Theresa in a Nigerian-born poet, who, by her own admission, finds it hard to write happy words. She claims if we speak to her after the show we’ll see another side to her – but her poetry certainly isn’t up-beat. Rather it dwells on death and loss.
However, that said, it is introspective and thoughtful stuff, and provides a real counterpoint to Benjamin Zephania…who, we are told, watched Theresa’s entire set from the wings with rapt attention.
Possibly her least gloomy number is an ode to Moss Def – written after she learnt that her favourite hip-hop star was quitting the business. She realises that performing it now that he is returning to the live scene is a little awkward – but still it holds water and has the audience’s full attention.
And then it was the turn of Benjamin Zephania and the Revolutionary Minds to hit the stage – after an obligatory interval where pre-ordered drinks were collected from the bar and nobody bought an ice cream from the nice lady at the front of the auditorium.
Benjamin is out on the road touring his new album (‘Revolutionary Minds’), and he couldn’t have failed to include Hastings on the run as this was where the LP was recorded and produced.

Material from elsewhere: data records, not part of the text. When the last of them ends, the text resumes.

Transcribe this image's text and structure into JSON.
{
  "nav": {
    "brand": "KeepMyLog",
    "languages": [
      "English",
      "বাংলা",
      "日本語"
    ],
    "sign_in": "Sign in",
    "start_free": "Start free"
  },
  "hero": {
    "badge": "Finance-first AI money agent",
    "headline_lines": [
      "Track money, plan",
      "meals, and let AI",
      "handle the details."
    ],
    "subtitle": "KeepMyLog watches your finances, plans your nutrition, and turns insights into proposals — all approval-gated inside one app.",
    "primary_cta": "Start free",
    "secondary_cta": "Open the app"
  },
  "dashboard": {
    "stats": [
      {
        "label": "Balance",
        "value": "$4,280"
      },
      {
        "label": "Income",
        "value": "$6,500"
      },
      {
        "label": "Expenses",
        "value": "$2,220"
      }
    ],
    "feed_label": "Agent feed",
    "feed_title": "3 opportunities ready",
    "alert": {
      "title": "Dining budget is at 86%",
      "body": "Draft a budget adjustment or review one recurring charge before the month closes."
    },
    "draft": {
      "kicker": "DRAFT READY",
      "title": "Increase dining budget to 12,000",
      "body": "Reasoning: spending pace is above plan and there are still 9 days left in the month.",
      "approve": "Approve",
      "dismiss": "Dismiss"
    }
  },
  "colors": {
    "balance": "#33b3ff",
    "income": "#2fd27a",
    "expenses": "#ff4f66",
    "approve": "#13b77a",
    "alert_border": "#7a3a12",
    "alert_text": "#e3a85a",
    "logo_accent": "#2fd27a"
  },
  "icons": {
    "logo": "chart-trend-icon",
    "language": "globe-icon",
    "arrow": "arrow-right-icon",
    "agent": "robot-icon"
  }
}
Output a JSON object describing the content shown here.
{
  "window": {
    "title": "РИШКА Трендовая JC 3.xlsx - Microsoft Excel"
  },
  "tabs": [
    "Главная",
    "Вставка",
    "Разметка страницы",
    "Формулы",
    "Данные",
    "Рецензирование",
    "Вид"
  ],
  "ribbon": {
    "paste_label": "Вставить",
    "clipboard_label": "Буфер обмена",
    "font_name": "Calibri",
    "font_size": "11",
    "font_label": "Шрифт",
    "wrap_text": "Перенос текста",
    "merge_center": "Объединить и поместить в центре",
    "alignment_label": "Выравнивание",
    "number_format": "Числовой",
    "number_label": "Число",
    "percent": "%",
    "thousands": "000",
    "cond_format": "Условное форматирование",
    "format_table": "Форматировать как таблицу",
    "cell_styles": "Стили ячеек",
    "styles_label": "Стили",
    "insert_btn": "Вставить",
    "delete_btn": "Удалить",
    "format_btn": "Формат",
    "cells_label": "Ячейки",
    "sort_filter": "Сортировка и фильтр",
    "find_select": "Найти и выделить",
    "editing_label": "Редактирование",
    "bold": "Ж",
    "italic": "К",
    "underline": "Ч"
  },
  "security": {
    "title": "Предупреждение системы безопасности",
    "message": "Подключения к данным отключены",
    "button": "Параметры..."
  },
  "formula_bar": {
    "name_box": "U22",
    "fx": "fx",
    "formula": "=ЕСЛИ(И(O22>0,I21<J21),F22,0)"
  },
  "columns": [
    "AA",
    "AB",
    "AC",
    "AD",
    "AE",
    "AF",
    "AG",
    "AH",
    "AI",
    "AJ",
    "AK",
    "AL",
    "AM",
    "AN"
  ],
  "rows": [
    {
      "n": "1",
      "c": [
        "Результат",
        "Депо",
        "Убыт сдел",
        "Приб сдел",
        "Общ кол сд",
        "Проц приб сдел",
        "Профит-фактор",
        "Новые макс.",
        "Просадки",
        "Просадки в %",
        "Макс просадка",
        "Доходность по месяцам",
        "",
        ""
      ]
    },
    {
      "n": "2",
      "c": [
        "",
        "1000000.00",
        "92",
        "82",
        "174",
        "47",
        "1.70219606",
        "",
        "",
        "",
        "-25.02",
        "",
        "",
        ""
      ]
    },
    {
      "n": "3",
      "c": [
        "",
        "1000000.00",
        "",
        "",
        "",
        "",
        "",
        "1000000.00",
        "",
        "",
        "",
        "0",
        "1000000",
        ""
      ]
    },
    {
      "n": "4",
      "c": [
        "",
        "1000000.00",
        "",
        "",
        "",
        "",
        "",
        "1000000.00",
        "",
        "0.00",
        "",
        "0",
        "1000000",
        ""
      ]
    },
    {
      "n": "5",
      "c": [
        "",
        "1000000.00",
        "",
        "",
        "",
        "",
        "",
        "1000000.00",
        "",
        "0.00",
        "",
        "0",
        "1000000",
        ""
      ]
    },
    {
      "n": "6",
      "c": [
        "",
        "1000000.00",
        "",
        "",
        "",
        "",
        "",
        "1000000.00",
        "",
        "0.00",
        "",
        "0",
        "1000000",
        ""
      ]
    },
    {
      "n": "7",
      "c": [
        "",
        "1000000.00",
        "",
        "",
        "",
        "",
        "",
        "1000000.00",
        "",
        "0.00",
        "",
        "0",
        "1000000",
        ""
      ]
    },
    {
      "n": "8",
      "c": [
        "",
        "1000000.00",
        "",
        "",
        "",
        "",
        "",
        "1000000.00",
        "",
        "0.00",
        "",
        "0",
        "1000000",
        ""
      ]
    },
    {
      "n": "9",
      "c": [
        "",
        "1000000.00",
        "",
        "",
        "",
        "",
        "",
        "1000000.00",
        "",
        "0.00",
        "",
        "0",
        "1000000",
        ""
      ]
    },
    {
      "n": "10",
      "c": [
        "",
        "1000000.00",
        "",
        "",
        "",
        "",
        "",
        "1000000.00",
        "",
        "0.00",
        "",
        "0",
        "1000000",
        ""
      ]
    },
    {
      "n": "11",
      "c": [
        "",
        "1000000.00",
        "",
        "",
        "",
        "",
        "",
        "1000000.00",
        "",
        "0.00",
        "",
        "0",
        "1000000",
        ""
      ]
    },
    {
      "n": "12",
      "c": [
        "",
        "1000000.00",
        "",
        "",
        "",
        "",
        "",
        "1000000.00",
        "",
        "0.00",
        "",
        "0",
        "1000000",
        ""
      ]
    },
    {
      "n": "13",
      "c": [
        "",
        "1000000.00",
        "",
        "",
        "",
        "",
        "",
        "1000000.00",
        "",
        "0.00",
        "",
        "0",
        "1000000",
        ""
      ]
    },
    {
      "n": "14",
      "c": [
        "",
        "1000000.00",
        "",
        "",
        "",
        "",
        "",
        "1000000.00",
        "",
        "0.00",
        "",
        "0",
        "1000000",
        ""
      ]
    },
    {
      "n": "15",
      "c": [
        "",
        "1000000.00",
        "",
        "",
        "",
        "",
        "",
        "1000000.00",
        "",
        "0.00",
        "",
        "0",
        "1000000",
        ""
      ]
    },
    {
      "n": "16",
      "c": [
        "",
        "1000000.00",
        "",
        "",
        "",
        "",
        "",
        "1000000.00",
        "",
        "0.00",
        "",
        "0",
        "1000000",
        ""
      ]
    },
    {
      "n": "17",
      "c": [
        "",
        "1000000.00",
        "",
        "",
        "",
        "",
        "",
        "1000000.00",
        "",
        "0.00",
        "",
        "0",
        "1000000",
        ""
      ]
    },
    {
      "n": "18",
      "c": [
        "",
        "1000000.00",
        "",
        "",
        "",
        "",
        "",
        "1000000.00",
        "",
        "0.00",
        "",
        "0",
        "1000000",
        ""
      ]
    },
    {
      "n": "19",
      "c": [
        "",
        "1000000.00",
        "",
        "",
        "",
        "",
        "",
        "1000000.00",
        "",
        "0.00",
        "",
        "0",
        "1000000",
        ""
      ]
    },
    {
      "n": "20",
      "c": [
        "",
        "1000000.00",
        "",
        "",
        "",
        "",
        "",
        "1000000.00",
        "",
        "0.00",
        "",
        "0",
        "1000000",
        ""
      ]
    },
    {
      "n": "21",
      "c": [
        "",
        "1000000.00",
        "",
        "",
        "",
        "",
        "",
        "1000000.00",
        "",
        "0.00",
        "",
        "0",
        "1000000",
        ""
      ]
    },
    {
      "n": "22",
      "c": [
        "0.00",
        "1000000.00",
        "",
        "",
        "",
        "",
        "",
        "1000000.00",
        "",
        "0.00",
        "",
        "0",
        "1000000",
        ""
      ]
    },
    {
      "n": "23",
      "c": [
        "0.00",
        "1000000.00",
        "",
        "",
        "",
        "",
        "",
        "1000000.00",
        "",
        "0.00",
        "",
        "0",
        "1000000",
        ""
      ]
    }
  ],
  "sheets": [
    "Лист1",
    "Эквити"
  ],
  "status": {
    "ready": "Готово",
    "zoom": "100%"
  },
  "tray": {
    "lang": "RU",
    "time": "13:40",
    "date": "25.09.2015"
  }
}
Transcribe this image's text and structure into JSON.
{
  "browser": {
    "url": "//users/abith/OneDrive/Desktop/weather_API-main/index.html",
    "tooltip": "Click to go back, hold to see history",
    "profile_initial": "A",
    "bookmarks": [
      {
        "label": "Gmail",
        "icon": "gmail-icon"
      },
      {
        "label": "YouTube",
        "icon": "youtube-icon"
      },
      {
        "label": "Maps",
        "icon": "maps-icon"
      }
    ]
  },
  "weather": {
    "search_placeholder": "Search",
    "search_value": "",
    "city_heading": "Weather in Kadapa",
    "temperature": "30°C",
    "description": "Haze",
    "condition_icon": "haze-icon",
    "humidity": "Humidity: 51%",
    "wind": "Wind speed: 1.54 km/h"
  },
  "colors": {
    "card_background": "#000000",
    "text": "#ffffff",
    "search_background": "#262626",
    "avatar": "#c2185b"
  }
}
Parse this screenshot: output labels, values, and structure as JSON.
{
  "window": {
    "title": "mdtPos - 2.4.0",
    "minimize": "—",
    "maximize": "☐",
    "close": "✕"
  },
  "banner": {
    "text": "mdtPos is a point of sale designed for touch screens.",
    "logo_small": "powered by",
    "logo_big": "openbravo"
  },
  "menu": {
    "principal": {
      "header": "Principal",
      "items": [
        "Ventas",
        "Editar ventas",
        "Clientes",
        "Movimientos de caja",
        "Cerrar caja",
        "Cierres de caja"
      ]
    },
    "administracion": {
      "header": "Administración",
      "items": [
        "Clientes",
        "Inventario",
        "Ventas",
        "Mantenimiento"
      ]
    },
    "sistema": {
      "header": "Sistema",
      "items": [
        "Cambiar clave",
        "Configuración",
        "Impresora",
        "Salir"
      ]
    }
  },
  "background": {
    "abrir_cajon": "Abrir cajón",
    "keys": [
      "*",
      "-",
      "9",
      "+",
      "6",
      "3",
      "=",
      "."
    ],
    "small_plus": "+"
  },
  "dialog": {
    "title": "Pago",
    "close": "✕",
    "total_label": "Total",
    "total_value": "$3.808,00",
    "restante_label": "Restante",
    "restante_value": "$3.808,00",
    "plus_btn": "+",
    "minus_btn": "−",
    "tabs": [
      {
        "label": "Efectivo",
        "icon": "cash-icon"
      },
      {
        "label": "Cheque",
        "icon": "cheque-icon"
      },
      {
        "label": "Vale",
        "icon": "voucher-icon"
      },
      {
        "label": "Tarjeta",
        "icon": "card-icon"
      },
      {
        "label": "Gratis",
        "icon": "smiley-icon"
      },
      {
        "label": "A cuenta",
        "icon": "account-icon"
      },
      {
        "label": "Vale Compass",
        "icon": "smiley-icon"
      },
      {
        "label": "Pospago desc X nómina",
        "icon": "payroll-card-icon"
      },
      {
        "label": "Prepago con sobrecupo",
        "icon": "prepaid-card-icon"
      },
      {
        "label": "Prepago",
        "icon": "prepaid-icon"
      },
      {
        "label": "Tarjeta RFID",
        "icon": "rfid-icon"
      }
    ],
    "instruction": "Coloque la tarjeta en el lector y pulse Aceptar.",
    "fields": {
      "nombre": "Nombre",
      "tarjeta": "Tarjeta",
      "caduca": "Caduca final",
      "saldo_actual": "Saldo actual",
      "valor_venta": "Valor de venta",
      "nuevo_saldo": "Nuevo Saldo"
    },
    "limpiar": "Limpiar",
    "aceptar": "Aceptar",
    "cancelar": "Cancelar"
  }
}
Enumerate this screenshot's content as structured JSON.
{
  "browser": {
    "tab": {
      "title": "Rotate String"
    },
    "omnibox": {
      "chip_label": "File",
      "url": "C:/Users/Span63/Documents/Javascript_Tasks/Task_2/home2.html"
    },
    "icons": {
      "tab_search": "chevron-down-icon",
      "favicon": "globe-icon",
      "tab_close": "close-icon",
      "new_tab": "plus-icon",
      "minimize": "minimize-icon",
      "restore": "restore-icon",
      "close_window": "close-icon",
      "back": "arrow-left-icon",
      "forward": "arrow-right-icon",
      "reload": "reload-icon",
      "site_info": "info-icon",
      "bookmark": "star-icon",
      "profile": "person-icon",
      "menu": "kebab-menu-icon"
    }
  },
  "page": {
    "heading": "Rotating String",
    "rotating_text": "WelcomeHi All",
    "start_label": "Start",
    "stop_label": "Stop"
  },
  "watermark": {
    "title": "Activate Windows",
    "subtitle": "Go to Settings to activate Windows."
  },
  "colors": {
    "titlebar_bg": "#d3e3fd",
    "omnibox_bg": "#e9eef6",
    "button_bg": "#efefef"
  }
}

The themes of his latest offering are, as might be expected, ones of global importance. Politics and the environment are his passions, and he rails against injustice and tyranny at every opportunity whilst at the same time carrying his audience with an infectious smile and a pounding dub rhythm that did exactly what the night needed – lifted the majority of people from their seats and had them dancing down the front and in the aisles within minutes.